Top of Listed entries

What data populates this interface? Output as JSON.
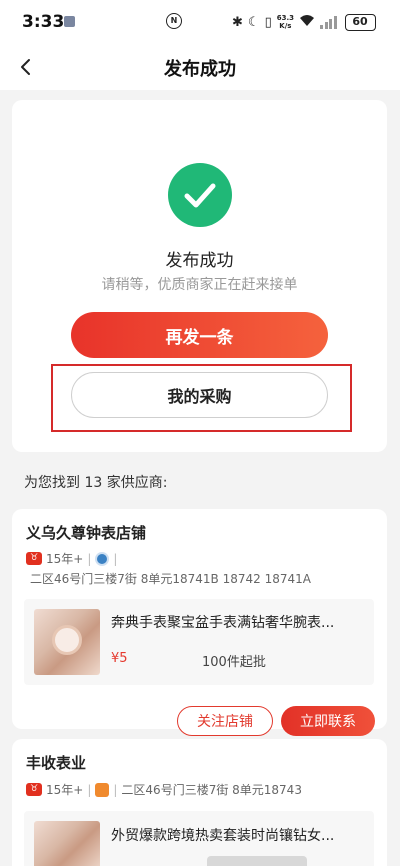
{
  "status_bar": {
    "time": "3:33",
    "nfc": "N",
    "speed_top": "63.3",
    "speed_bottom": "K/s",
    "battery": "60"
  },
  "nav": {
    "title": "发布成功"
  },
  "success": {
    "title": "发布成功",
    "subtitle": "请稍等，优质商家正在赶来接单",
    "repost_label": "再发一条",
    "my_purchases_label": "我的采购",
    "check_color": "#20b877"
  },
  "found_text": "为您找到 13 家供应商:",
  "suppliers": [
    {
      "name": "义乌久尊钟表店铺",
      "years": "15年+",
      "address": "二区46号门三楼7街 8单元18741B 18742 18741A",
      "product": {
        "title": "奔典手表聚宝盆手表满钻奢华腕表...",
        "price": "¥5",
        "moq": "100件起批"
      },
      "follow_label": "关注店铺",
      "contact_label": "立即联系"
    },
    {
      "name": "丰收表业",
      "years": "15年+",
      "address": "二区46号门三楼7街 8单元18743",
      "product": {
        "title": "外贸爆款跨境热卖套装时尚镶钻女..."
      }
    }
  ],
  "accent_color": "#e8332a"
}
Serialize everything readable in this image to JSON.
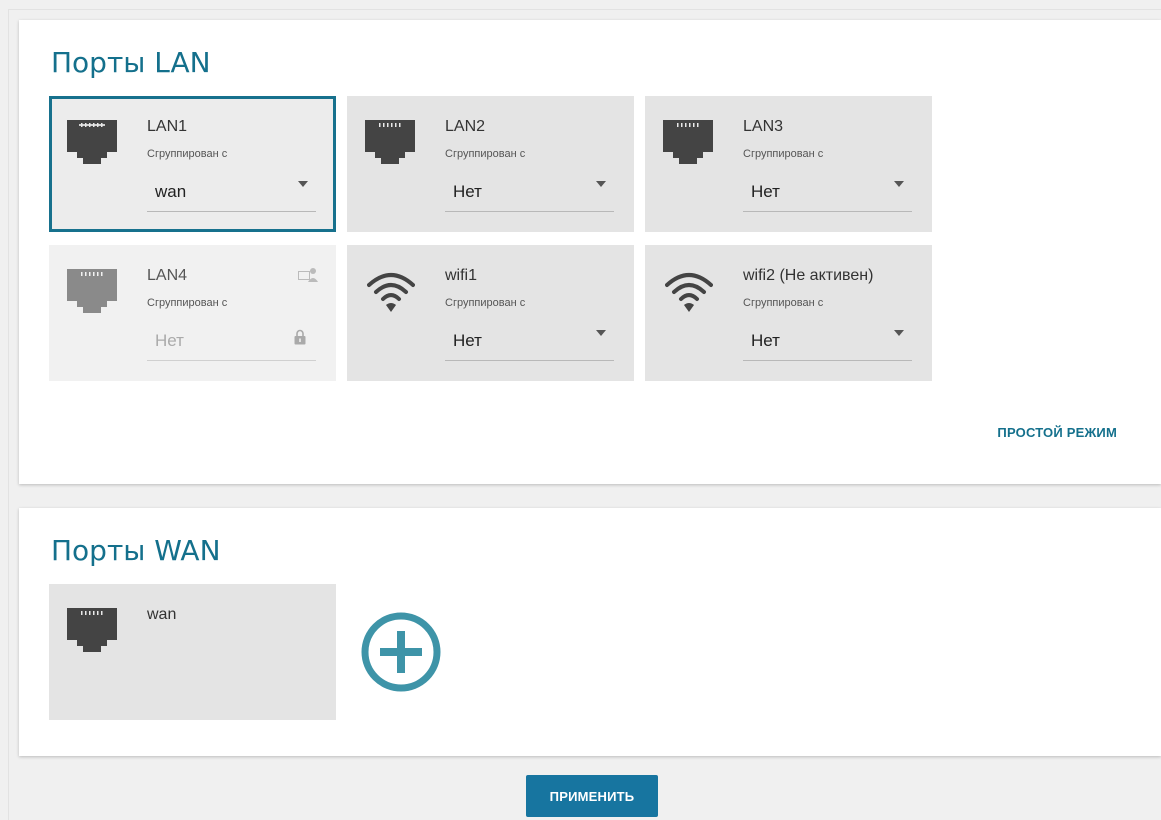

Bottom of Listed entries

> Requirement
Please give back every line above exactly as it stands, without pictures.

> Completed exercise
What data populates this interface? Output as JSON.
{
  "status_bar": {
    "time": "3:33",
    "nfc": "N",
    "speed_top": "63.3",
    "speed_bottom": "K/s",
    "battery": "60"
  },
  "nav": {
    "title": "发布成功"
  },
  "success": {
    "title": "发布成功",
    "subtitle": "请稍等，优质商家正在赶来接单",
    "repost_label": "再发一条",
    "my_purchases_label": "我的采购",
    "check_color": "#20b877"
  },
  "found_text": "为您找到 13 家供应商:",
  "suppliers": [
    {
      "name": "义乌久尊钟表店铺",
      "years": "15年+",
      "address": "二区46号门三楼7街 8单元18741B 18742 18741A",
      "product": {
        "title": "奔典手表聚宝盆手表满钻奢华腕表...",
        "price": "¥5",
        "moq": "100件起批"
      },
      "follow_label": "关注店铺",
      "contact_label": "立即联系"
    },
    {
      "name": "丰收表业",
      "years": "15年+",
      "address": "二区46号门三楼7街 8单元18743",
      "product": {
        "title": "外贸爆款跨境热卖套装时尚镶钻女..."
      }
    }
  ],
  "accent_color": "#e8332a"
}
Serialize everything readable in this image to JSON.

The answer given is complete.